[Dataset rows describing interfaces]

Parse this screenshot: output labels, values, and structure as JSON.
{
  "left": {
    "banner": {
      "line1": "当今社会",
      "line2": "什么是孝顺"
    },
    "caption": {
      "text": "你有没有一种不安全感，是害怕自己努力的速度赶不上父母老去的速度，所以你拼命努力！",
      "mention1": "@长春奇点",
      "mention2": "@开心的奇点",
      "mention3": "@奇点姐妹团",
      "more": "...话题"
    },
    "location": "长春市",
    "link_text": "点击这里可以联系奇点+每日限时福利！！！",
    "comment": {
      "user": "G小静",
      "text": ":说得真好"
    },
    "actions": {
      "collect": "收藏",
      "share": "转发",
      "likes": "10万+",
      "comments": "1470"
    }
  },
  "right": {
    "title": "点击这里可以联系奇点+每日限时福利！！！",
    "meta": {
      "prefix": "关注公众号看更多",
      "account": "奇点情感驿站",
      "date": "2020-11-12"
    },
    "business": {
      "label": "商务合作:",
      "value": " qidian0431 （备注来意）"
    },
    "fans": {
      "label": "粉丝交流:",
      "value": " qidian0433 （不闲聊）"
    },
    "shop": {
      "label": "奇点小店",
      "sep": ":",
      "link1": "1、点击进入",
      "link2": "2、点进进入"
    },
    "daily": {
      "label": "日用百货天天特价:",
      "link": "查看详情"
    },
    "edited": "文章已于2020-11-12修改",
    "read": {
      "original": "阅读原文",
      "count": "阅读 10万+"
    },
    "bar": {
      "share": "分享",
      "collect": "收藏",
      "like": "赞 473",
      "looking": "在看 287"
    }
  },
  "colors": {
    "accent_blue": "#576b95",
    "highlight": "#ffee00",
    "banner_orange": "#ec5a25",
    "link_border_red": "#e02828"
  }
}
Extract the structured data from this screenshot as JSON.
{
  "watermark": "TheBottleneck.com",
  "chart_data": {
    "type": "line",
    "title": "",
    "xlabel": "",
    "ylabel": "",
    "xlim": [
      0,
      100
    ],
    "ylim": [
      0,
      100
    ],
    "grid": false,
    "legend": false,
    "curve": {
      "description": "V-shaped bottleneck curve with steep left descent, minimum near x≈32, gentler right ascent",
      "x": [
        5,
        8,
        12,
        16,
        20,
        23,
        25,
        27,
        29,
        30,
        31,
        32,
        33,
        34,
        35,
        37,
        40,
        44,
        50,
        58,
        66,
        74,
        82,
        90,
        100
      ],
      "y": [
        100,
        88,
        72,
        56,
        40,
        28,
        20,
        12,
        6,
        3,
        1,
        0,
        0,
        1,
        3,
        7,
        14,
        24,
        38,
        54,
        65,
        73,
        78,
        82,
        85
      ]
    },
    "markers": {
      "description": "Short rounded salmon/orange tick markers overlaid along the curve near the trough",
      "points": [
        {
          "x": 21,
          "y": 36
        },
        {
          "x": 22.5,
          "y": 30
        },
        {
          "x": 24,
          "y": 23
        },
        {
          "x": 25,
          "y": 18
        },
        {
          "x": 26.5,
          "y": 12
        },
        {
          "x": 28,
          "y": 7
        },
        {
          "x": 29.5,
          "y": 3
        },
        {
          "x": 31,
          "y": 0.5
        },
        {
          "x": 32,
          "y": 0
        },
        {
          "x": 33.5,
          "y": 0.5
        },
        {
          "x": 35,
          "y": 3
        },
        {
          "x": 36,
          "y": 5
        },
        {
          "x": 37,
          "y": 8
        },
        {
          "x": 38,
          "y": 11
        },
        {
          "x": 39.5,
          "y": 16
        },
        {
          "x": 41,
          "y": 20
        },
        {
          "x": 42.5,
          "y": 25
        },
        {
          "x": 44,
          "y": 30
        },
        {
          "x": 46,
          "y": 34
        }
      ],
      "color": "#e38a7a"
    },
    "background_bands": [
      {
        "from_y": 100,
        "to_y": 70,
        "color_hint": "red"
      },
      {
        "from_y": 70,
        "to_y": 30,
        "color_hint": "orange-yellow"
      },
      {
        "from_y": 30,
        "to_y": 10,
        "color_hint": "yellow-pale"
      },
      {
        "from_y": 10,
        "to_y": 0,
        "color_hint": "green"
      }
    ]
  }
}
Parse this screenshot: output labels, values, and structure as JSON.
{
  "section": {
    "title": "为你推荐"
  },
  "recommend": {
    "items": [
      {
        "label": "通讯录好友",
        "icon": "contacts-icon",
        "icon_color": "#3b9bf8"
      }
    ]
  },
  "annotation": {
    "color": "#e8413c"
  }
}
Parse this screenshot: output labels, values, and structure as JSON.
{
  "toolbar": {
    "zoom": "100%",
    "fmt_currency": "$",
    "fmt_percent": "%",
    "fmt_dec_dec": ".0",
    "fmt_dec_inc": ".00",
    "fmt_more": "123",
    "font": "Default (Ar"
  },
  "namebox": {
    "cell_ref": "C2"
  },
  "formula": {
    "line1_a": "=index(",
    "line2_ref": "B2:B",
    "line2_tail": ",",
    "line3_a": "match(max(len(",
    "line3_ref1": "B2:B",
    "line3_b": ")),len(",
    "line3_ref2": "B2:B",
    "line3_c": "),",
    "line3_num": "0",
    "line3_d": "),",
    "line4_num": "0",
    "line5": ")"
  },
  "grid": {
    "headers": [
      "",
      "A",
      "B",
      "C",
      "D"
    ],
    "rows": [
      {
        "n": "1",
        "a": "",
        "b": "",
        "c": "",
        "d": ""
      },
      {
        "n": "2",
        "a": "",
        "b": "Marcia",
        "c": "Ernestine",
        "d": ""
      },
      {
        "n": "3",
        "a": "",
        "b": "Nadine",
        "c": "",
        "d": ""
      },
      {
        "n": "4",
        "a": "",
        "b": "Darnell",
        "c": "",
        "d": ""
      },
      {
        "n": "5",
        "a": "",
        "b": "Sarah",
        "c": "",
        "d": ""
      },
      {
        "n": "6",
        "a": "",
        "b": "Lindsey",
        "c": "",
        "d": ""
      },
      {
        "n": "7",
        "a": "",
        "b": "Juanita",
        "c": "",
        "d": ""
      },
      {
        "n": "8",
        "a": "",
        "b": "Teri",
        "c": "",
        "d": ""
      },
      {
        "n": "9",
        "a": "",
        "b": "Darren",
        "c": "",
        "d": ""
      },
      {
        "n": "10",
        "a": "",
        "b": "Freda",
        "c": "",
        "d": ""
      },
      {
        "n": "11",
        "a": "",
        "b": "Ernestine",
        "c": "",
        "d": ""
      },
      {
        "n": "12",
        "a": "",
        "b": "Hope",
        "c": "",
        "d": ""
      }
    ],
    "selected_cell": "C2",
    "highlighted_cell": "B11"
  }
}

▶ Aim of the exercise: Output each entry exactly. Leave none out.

▶ Result:
Parse this screenshot: output labels, values, and structure as JSON.
{
  "left": {
    "banner": {
      "line1": "当今社会",
      "line2": "什么是孝顺"
    },
    "caption": {
      "text": "你有没有一种不安全感，是害怕自己努力的速度赶不上父母老去的速度，所以你拼命努力！",
      "mention1": "@长春奇点",
      "mention2": "@开心的奇点",
      "mention3": "@奇点姐妹团",
      "more": "...话题"
    },
    "location": "长春市",
    "link_text": "点击这里可以联系奇点+每日限时福利！！！",
    "comment": {
      "user": "G小静",
      "text": ":说得真好"
    },
    "actions": {
      "collect": "收藏",
      "share": "转发",
      "likes": "10万+",
      "comments": "1470"
    }
  },
  "right": {
    "title": "点击这里可以联系奇点+每日限时福利！！！",
    "meta": {
      "prefix": "关注公众号看更多",
      "account": "奇点情感驿站",
      "date": "2020-11-12"
    },
    "business": {
      "label": "商务合作:",
      "value": " qidian0431 （备注来意）"
    },
    "fans": {
      "label": "粉丝交流:",
      "value": " qidian0433 （不闲聊）"
    },
    "shop": {
      "label": "奇点小店",
      "sep": ":",
      "link1": "1、点击进入",
      "link2": "2、点进进入"
    },
    "daily": {
      "label": "日用百货天天特价:",
      "link": "查看详情"
    },
    "edited": "文章已于2020-11-12修改",
    "read": {
      "original": "阅读原文",
      "count": "阅读 10万+"
    },
    "bar": {
      "share": "分享",
      "collect": "收藏",
      "like": "赞 473",
      "looking": "在看 287"
    }
  },
  "colors": {
    "accent_blue": "#576b95",
    "highlight": "#ffee00",
    "banner_orange": "#ec5a25",
    "link_border_red": "#e02828"
  }
}
Extract the structured data from this screenshot as JSON.
{
  "watermark": "TheBottleneck.com",
  "chart_data": {
    "type": "line",
    "title": "",
    "xlabel": "",
    "ylabel": "",
    "xlim": [
      0,
      100
    ],
    "ylim": [
      0,
      100
    ],
    "grid": false,
    "legend": false,
    "curve": {
      "description": "V-shaped bottleneck curve with steep left descent, minimum near x≈32, gentler right ascent",
      "x": [
        5,
        8,
        12,
        16,
        20,
        23,
        25,
        27,
        29,
        30,
        31,
        32,
        33,
        34,
        35,
        37,
        40,
        44,
        50,
        58,
        66,
        74,
        82,
        90,
        100
      ],
      "y": [
        100,
        88,
        72,
        56,
        40,
        28,
        20,
        12,
        6,
        3,
        1,
        0,
        0,
        1,
        3,
        7,
        14,
        24,
        38,
        54,
        65,
        73,
        78,
        82,
        85
      ]
    },
    "markers": {
      "description": "Short rounded salmon/orange tick markers overlaid along the curve near the trough",
      "points": [
        {
          "x": 21,
          "y": 36
        },
        {
          "x": 22.5,
          "y": 30
        },
        {
          "x": 24,
          "y": 23
        },
        {
          "x": 25,
          "y": 18
        },
        {
          "x": 26.5,
          "y": 12
        },
        {
          "x": 28,
          "y": 7
        },
        {
          "x": 29.5,
          "y": 3
        },
        {
          "x": 31,
          "y": 0.5
        },
        {
          "x": 32,
          "y": 0
        },
        {
          "x": 33.5,
          "y": 0.5
        },
        {
          "x": 35,
          "y": 3
        },
        {
          "x": 36,
          "y": 5
        },
        {
          "x": 37,
          "y": 8
        },
        {
          "x": 38,
          "y": 11
        },
        {
          "x": 39.5,
          "y": 16
        },
        {
          "x": 41,
          "y": 20
        },
        {
          "x": 42.5,
          "y": 25
        },
        {
          "x": 44,
          "y": 30
        },
        {
          "x": 46,
          "y": 34
        }
      ],
      "color": "#e38a7a"
    },
    "background_bands": [
      {
        "from_y": 100,
        "to_y": 70,
        "color_hint": "red"
      },
      {
        "from_y": 70,
        "to_y": 30,
        "color_hint": "orange-yellow"
      },
      {
        "from_y": 30,
        "to_y": 10,
        "color_hint": "yellow-pale"
      },
      {
        "from_y": 10,
        "to_y": 0,
        "color_hint": "green"
      }
    ]
  }
}
Parse this screenshot: output labels, values, and structure as JSON.
{
  "section": {
    "title": "为你推荐"
  },
  "recommend": {
    "items": [
      {
        "label": "通讯录好友",
        "icon": "contacts-icon",
        "icon_color": "#3b9bf8"
      }
    ]
  },
  "annotation": {
    "color": "#e8413c"
  }
}
Parse this screenshot: output labels, values, and structure as JSON.
{
  "toolbar": {
    "zoom": "100%",
    "fmt_currency": "$",
    "fmt_percent": "%",
    "fmt_dec_dec": ".0",
    "fmt_dec_inc": ".00",
    "fmt_more": "123",
    "font": "Default (Ar"
  },
  "namebox": {
    "cell_ref": "C2"
  },
  "formula": {
    "line1_a": "=index(",
    "line2_ref": "B2:B",
    "line2_tail": ",",
    "line3_a": "match(max(len(",
    "line3_ref1": "B2:B",
    "line3_b": ")),len(",
    "line3_ref2": "B2:B",
    "line3_c": "),",
    "line3_num": "0",
    "line3_d": "),",
    "line4_num": "0",
    "line5": ")"
  },
  "grid": {
    "headers": [
      "",
      "A",
      "B",
      "C",
      "D"
    ],
    "rows": [
      {
        "n": "1",
        "a": "",
        "b": "",
        "c": "",
        "d": ""
      },
      {
        "n": "2",
        "a": "",
        "b": "Marcia",
        "c": "Ernestine",
        "d": ""
      },
      {
        "n": "3",
        "a": "",
        "b": "Nadine",
        "c": "",
        "d": ""
      },
      {
        "n": "4",
        "a": "",
        "b": "Darnell",
        "c": "",
        "d": ""
      },
      {
        "n": "5",
        "a": "",
        "b": "Sarah",
        "c": "",
        "d": ""
      },
      {
        "n": "6",
        "a": "",
        "b": "Lindsey",
        "c": "",
        "d": ""
      },
      {
        "n": "7",
        "a": "",
        "b": "Juanita",
        "c": "",
        "d": ""
      },
      {
        "n": "8",
        "a": "",
        "b": "Teri",
        "c": "",
        "d": ""
      },
      {
        "n": "9",
        "a": "",
        "b": "Darren",
        "c": "",
        "d": ""
      },
      {
        "n": "10",
        "a": "",
        "b": "Freda",
        "c": "",
        "d": ""
      },
      {
        "n": "11",
        "a": "",
        "b": "Ernestine",
        "c": "",
        "d": ""
      },
      {
        "n": "12",
        "a": "",
        "b": "Hope",
        "c": "",
        "d": ""
      }
    ],
    "selected_cell": "C2",
    "highlighted_cell": "B11"
  }
}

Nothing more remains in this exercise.